The first three links are more about the general philosophy and the last link, Part 3, is about how I’ve been running the strategy most recently. The strategy involves writing (=selling/shorting) put options on the S&P 500 index with a little bit of leverage. And one can also keep the majority of the account in income-producing assets (bond funds, preferred stocks) to generate additional cash flow. Sweet!
In light of the recent market volatility, of course, it would be a good time to do an update on my strategy because I’ve gotten a lot of questions on how that strategy has been holding up during the bear market. Did it blow up? You are all a bunch of rubbernecks, aren’t you? 🙂
Long story short, my strategy did pretty well so far this year. Not just despite but even because of the volatility spike. Let’s take a look…
Wow, we made it through the first quarter of 2020. Seemed like an eternity! Remember January 2020? Suleimani Drone strike and an almost-war with Iran? Australian Wildfires? February? The Super Bowl, the impeachment trial? Even early March: Super Tuesday (March 3). It all feels like years ago! All those daily 100-point S&P 500 and 1,000-point Dow Jones moves took a toll. They make you age in dog years, I guess!
Well, it is a Bear Market as of this week! We dipped well below the -20% line on March 12 due to the awful 10% meltdown that day. But we also recovered very nicely on Friday the 13th, of all days!!! I’m putting together some notes about my thoughts. To be published on Wednesday, March 18. Stay tuned! Good luck everybody! Stay invested! 🙂
Original Post (3/4/2020)
Volatility is back! Did it feel a little bit like a bear market last week? Actually, that wasn’t even a bear market, only a correction so far. Hence the title picture with the Koala “Bear,” which is not a bear at all but a marsupial. But it still felt like a mini-bear-market, didn’t it?
So, I thought it’s a good time to write a response to some of the questions I’ve been getting over the last few days:
How bad is this event compared to other corrections? How long will this last?
Should I sell my stocks now?
Is this a good buying opportunity?
How did some of the “exotic” investment styles fare during this volatile time (Yield Shield, Merriman’s Small-Cap Value)?
What does this all mean for my retirement plans?
Did your leveraged option writing strategy blow up already?

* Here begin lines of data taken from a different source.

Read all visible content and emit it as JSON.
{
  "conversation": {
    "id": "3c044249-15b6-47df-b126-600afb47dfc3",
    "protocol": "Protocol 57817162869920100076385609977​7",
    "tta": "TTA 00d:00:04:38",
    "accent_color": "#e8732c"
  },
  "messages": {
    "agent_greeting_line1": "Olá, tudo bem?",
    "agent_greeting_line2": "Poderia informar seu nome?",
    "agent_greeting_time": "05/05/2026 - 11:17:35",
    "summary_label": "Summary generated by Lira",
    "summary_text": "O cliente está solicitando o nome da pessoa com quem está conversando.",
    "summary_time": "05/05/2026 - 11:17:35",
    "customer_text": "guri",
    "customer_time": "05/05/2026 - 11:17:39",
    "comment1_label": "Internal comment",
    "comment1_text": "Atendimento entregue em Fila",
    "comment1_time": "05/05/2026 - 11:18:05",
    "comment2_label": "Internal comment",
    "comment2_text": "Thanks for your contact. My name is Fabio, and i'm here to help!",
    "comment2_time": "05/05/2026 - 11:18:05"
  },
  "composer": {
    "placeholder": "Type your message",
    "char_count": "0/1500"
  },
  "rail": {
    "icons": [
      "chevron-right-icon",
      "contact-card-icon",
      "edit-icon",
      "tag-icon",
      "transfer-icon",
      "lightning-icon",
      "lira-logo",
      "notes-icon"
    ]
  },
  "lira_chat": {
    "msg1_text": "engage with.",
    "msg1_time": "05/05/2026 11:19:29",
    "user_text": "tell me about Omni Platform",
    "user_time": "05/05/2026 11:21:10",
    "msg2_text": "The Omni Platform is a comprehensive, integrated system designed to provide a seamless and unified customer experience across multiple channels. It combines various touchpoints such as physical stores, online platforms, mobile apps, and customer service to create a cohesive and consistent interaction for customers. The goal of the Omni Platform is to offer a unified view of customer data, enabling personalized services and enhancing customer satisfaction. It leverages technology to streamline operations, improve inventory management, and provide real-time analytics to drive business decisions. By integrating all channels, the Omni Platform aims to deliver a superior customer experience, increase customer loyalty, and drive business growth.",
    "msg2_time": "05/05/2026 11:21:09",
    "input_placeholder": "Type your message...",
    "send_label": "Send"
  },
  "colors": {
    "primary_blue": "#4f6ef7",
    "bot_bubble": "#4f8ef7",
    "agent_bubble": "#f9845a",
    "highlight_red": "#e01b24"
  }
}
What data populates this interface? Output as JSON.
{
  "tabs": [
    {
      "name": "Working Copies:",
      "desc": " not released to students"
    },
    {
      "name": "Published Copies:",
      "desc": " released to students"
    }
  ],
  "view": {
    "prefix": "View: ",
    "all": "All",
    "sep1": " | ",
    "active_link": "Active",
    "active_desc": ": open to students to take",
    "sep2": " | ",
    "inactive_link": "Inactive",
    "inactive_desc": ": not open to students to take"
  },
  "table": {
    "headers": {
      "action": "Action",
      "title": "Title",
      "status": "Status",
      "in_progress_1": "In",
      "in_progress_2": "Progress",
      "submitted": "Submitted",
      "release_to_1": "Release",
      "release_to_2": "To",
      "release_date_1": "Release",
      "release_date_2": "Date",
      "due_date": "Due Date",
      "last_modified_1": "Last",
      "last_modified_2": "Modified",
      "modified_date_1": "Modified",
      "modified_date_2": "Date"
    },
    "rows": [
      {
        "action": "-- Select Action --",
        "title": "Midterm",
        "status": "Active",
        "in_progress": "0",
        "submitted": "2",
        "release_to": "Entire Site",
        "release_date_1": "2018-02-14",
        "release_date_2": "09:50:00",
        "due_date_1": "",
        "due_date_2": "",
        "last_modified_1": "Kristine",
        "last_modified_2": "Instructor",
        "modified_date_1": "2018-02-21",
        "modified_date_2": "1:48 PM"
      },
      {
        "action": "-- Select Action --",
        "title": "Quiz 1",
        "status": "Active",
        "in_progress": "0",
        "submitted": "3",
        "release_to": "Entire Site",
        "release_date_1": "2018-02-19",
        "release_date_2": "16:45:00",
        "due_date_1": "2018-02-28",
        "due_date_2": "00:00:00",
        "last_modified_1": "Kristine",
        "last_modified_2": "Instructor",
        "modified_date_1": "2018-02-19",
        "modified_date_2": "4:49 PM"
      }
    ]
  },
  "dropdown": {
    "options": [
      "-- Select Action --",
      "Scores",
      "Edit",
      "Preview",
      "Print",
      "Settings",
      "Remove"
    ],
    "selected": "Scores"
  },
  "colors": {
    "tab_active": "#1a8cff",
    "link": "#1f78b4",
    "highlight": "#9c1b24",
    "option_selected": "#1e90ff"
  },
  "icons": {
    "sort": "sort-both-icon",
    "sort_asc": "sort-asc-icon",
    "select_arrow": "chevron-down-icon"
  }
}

Welcome to another installment of the Safe Withdrawal Rate Series. This one has been requested by a lot of folks: Let’s not restrict our safe withdrawal calculations to paper assets only, i.e., stocks, bonds, cash, etc. Lots of us in the early retirement community, yours truly included, have at least a portion of our portfolios allocated to real estate. What impact does that have on our safe withdrawal rate? How will I even model real estate investments in the context of Safe Withdrawal and Safe Consumption calculations? So many questions! So let’s take a look at how I like to tackle rental real estate investments and why I think they could play an important role in hedging against Sequence Risk and rasing our safe withdrawal rate…